I have decided to try to remember to take a picture from the back of the boat each morning to show where spent the night. A sort of view through the tiller. Yesterday's was really our first morning since leaving our winter mooring and here we were at Cowley, just across the canal from Packet boat marina.

This shows the first flaw in my plan because it would have been far more interesting from the front of the boat where you would have seen Nbs Blackbird and Tortoise of Carrie and Simon fame. Spotting their boats there when we pulled in the night before we sent them a text and they hurried up from Brentford by train and bus so we could go for a drink togather at the Packet Boat pub. A good pub by the way if you like a comfortable simple boozer. As usual they led us astray and we finished up drinking Jim MacBeams aboard Herbie and woke up with sore heads next morning. Great night though S&C, always a pleasure.

Then the second flaw in the tiller photo plan was that this morning at Greenford, all the picture would have shown was the front of a hulking great widebeam, so I didn't bother. Never mind here's one taken tonight instead, and look who is moored next to us his time.


Yes it's Doug and James AKA the Chancers taking a week's R&R between sea cruises. We haven't actually seen them yet, they're probably out clubbing. Chance is still looking like it came out of the paint shop yesterday. How do they keep it looking so immaculate?

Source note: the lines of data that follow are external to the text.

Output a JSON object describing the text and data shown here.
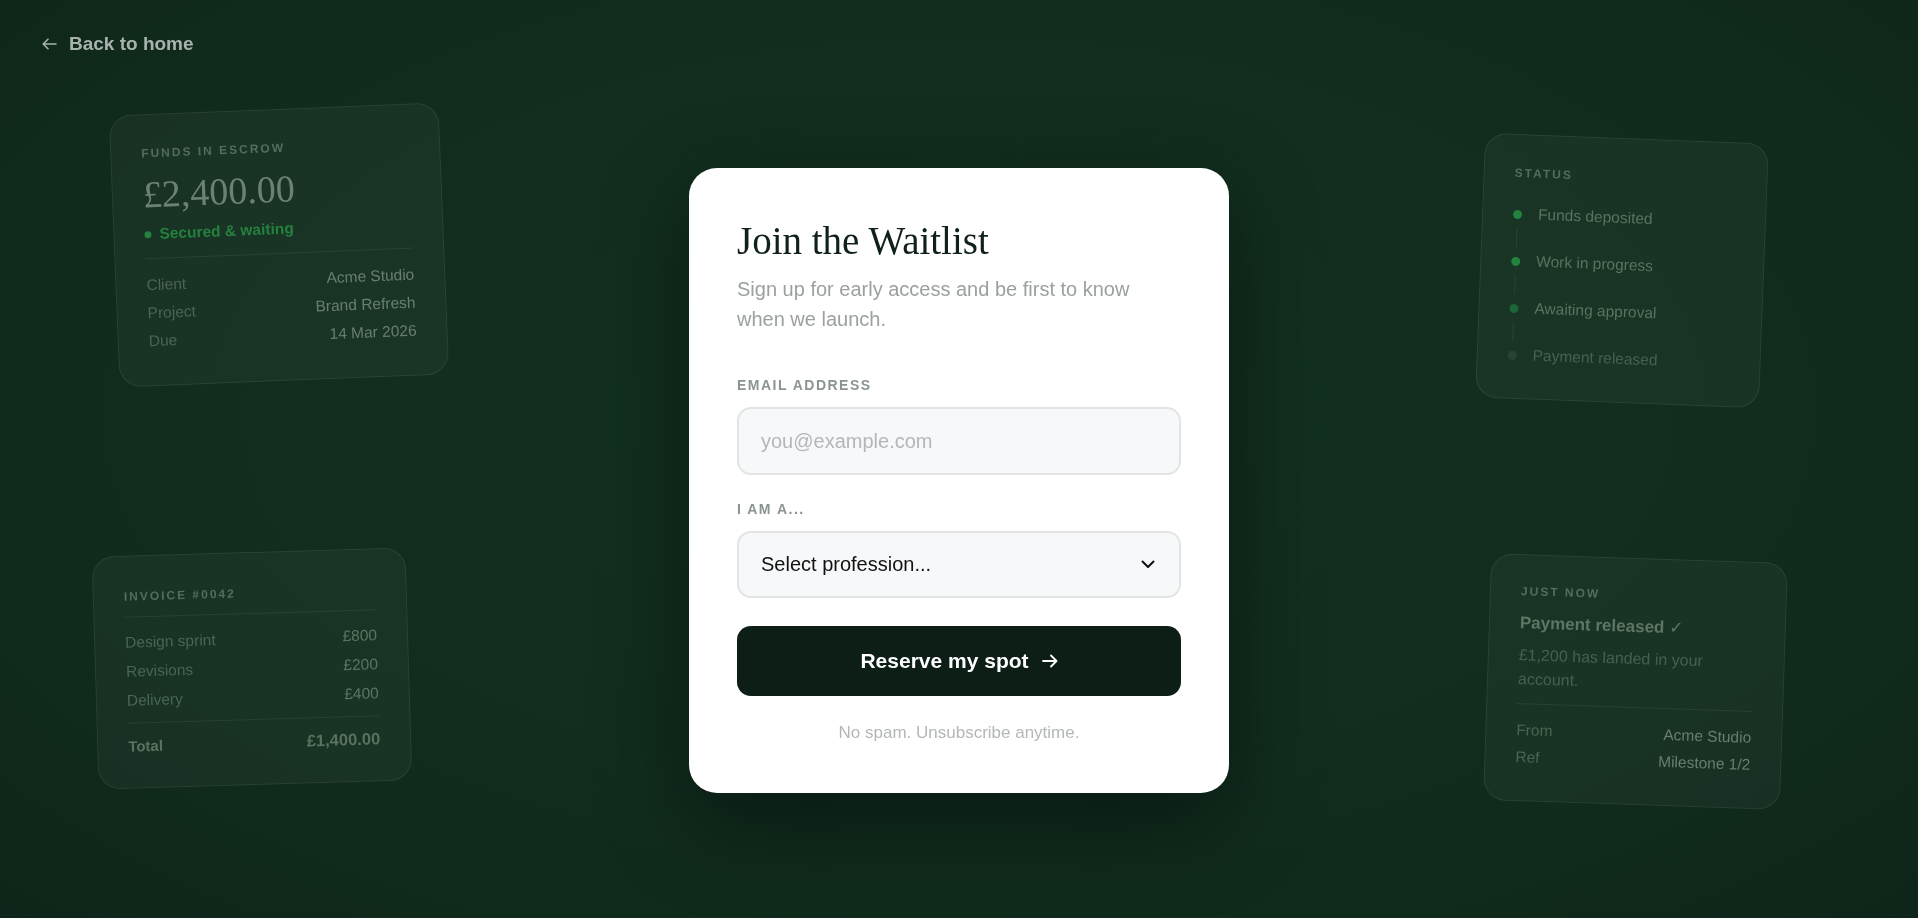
{
  "back_link": {
    "label": "Back to home"
  },
  "cards": [
    {
      "kind": "escrow",
      "title": "FUNDS IN ESCROW",
      "amount": "£2,400.00",
      "status": "Secured & waiting",
      "details": [
        {
          "label": "Client",
          "value": "Acme Studio"
        },
        {
          "label": "Project",
          "value": "Brand Refresh"
        },
        {
          "label": "Due",
          "value": "14 Mar 2026"
        }
      ]
    },
    {
      "kind": "invoice",
      "title": "INVOICE #0042",
      "lines": [
        {
          "label": "Design sprint",
          "value": "£800"
        },
        {
          "label": "Revisions",
          "value": "£200"
        },
        {
          "label": "Delivery",
          "value": "£400"
        }
      ],
      "total": {
        "label": "Total",
        "value": "£1,400.00"
      }
    },
    {
      "kind": "status",
      "title": "STATUS",
      "steps": [
        {
          "label": "Funds deposited",
          "done": true,
          "color": "#24823f"
        },
        {
          "label": "Work in progress",
          "done": true,
          "color": "#24823f"
        },
        {
          "label": "Awaiting approval",
          "done": true,
          "color": "#1c6534"
        },
        {
          "label": "Payment released",
          "done": false,
          "color": "#2a4235"
        }
      ]
    },
    {
      "kind": "notification",
      "title": "JUST NOW",
      "heading": "Payment released ✓",
      "message": "£1,200 has landed in your account.",
      "details": [
        {
          "label": "From",
          "value": "Acme Studio"
        },
        {
          "label": "Ref",
          "value": "Milestone 1/2"
        }
      ]
    }
  ],
  "form": {
    "title": "Join the Waitlist",
    "subtitle": "Sign up for early access and be first to know when we launch.",
    "email": {
      "label": "EMAIL ADDRESS",
      "placeholder": "you@example.com"
    },
    "profession": {
      "label": "I AM A...",
      "value": "Select profession..."
    },
    "submit": {
      "label": "Reserve my spot"
    },
    "note": "No spam. Unsubscribe anytime."
  }
}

There's a free organ recital at Southwark Cathedral tomorrow, so we're going to pop in to hear that. After that who knows what we will do. The world as they say, is our lobster.


Thursday, March 06, 2014

Goodbye Iver- the delights of London tour and then the great north road.

Its only 24 hours until Herbie leaves the dear old Slough Arm for another eighteen months at least as we begin our trek back to Crick where our old pontoon mooring waits for us.  This moving between bases for the winter has worked pretty well. Not only have we had the opportunity to put in some winter visits to London but we have saved money as well because for the month we took coming down south and the month we will take to get back, we’re not paying for a mooring.  Of course you can get from Iver to Crick in less than half a month, but why rush?  The Grand Onion is there to be savoured like a fine wine.

Actually as we have so much time in hand we have decided to treat ourselves to a detour so we can have a last visit to Paddington before we head back north.  Now that the weather looks like improving for a few days at least, and the spring flowers are out, it should be boating at its best.  On Sunday we will have a big crew and no locks to do. Typical.  The other members of our folky supergroup FPS (For Pete’s Sake) are joining us as we make our triumphant entrance into Little Venice. We have promised them many delights en route – the pile of rubble where the Hovis factory used to be, the back of Acton power station, a wall which if it wasn’t there you could see Old Oak Common engine sheds and Wormwood scrubs, a ten second glimpse of the arch over Wembley stadium, the gas holders at Kensal Green, – what’s not to like?

March is a difficult month to predict weather wise.  I looked back over previous March entries to this blog, hoping to see pictures of daffodils and spring lambs.  Actually what I mostly found was jobs we were doing on Herbie.  Roof painting in March 2008, having a new cratch cover March 2009, making a well deck folding table March 2010, making new CanalOmeters March2011, etc. Now I feel guilty about not having done anything significant this month apart from remaking a couple of GU CanalOmeters because the old ones had got dog eared and water stained.

One thing I did find whilst looking back was this Underground style cruising map that I knocked up in March 2009. 

tube style  map with stations

(Note if you first looked at this before 12.15 today you will have seen a version of the map containing mistakes.  Thanks to Anon for pointing  out my previous sloppy workmanship. Must try harder.  Fixed now I hope.)

Quite handy for anyone needing to plan picking up or dropping crew at railway stations near the canal.  I think I’ll print another off and laminate it.  Feel free to copy it if it’s any use to you.